For every line in the entries that contains "this", show the whole line.

Element data from apps and pages:
--
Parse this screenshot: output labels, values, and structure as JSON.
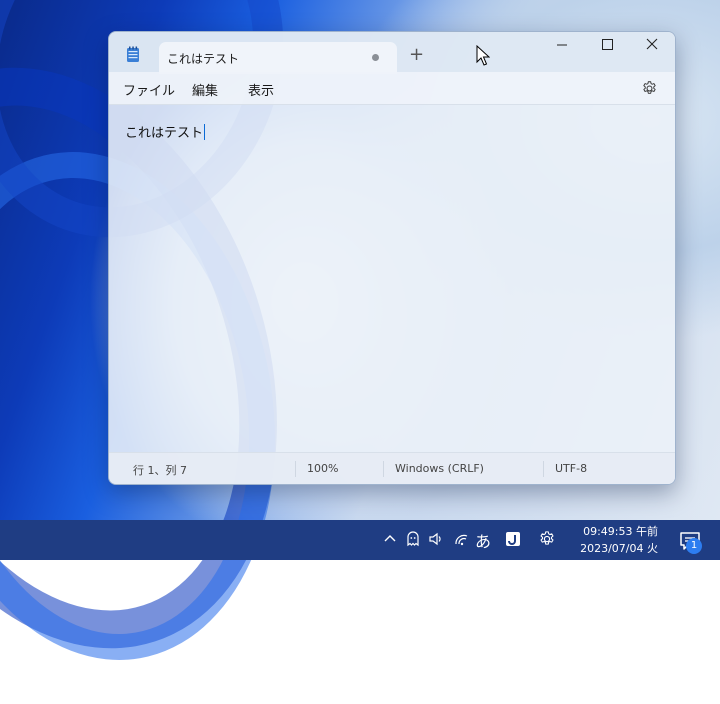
{
  "window": {
    "tab_title": "これはテスト",
    "new_tab_symbol": "+"
  },
  "menubar": {
    "items": [
      "ファイル",
      "編集",
      "表示"
    ]
  },
  "editor": {
    "content": "これはテスト"
  },
  "statusbar": {
    "position": "行 1、列 7",
    "zoom": "100%",
    "line_ending": "Windows (CRLF)",
    "encoding": "UTF-8"
  },
  "taskbar": {
    "ime_mode": "あ",
    "time": "09:49:53 午前",
    "date": "2023/07/04 火",
    "notification_count": "1"
  },
  "icons": [
    "notepad-icon",
    "minimize-icon",
    "maximize-icon",
    "close-icon",
    "gear-icon",
    "mouse-pointer-icon",
    "chevron-up-icon",
    "ghost-icon",
    "speaker-icon",
    "wifi-icon",
    "app-j-icon",
    "settings-icon",
    "notification-icon"
  ]
}
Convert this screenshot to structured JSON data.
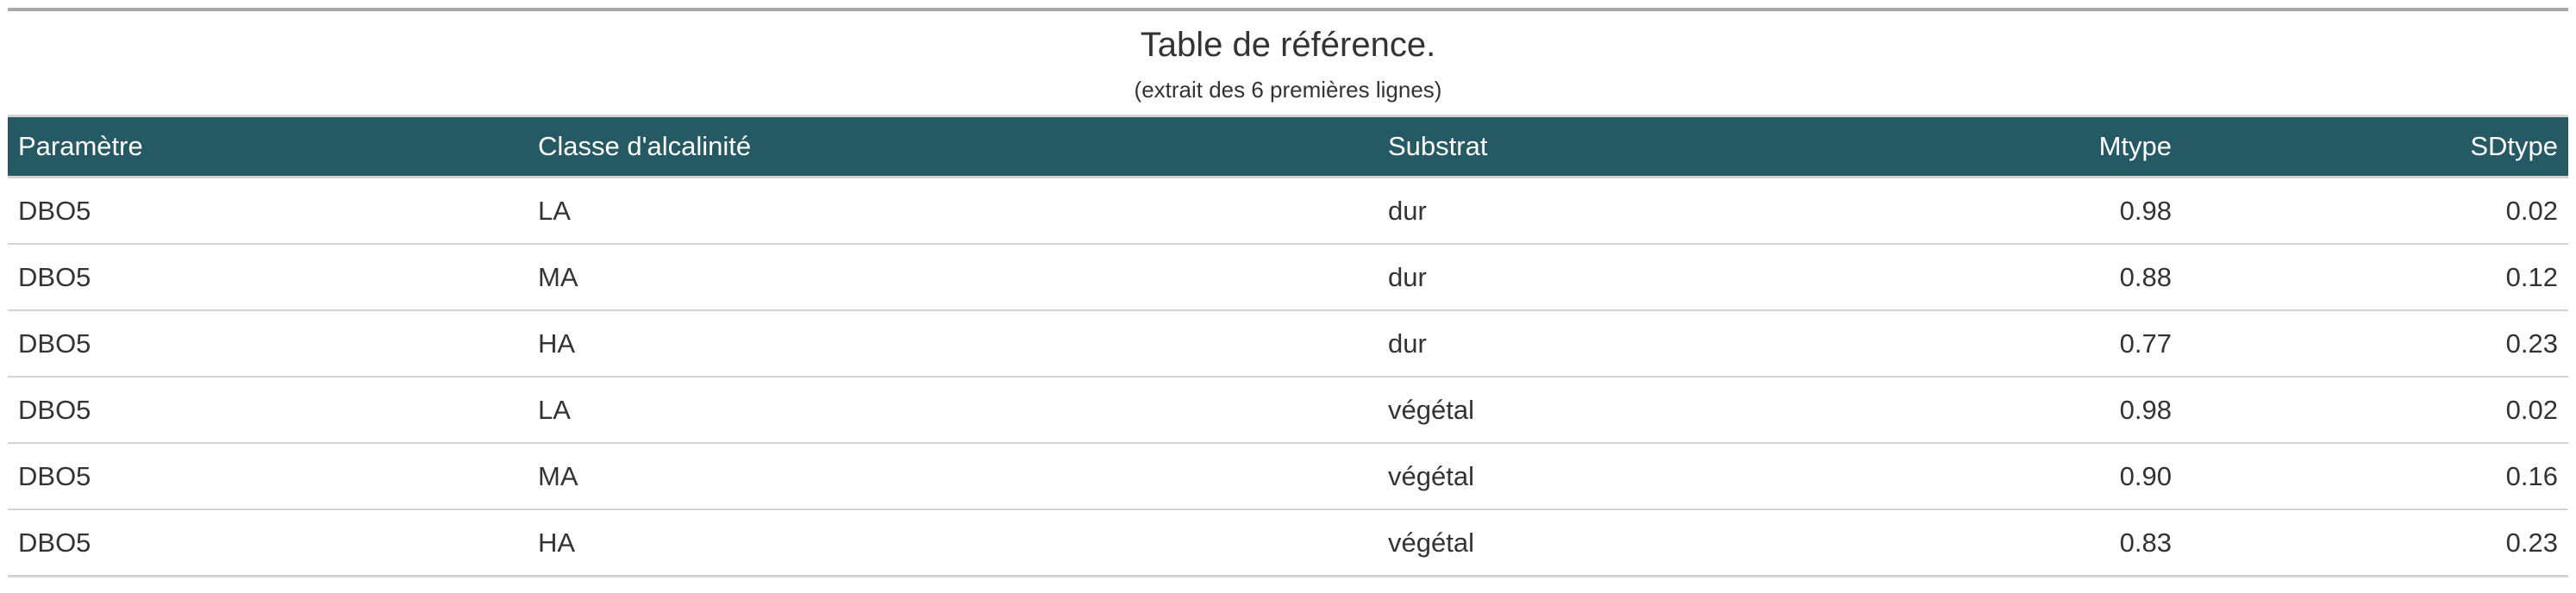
{
  "table": {
    "title": "Table de référence.",
    "subtitle": "(extrait des 6 premières lignes)",
    "columns": [
      {
        "label": "Paramètre",
        "align": "left"
      },
      {
        "label": "Classe d'alcalinité",
        "align": "left"
      },
      {
        "label": "Substrat",
        "align": "left"
      },
      {
        "label": "Mtype",
        "align": "right"
      },
      {
        "label": "SDtype",
        "align": "right"
      }
    ],
    "rows": [
      [
        "DBO5",
        "LA",
        "dur",
        "0.98",
        "0.02"
      ],
      [
        "DBO5",
        "MA",
        "dur",
        "0.88",
        "0.12"
      ],
      [
        "DBO5",
        "HA",
        "dur",
        "0.77",
        "0.23"
      ],
      [
        "DBO5",
        "LA",
        "végétal",
        "0.98",
        "0.02"
      ],
      [
        "DBO5",
        "MA",
        "végétal",
        "0.90",
        "0.16"
      ],
      [
        "DBO5",
        "HA",
        "végétal",
        "0.83",
        "0.23"
      ]
    ],
    "header_bg": "#255a65",
    "header_fg": "#ffffff",
    "rule_color": "#d3d3d3"
  }
}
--
→ Completed task
Parse this screenshot: output labels, values, and structure as JSON.
Convert this screenshot to structured JSON data.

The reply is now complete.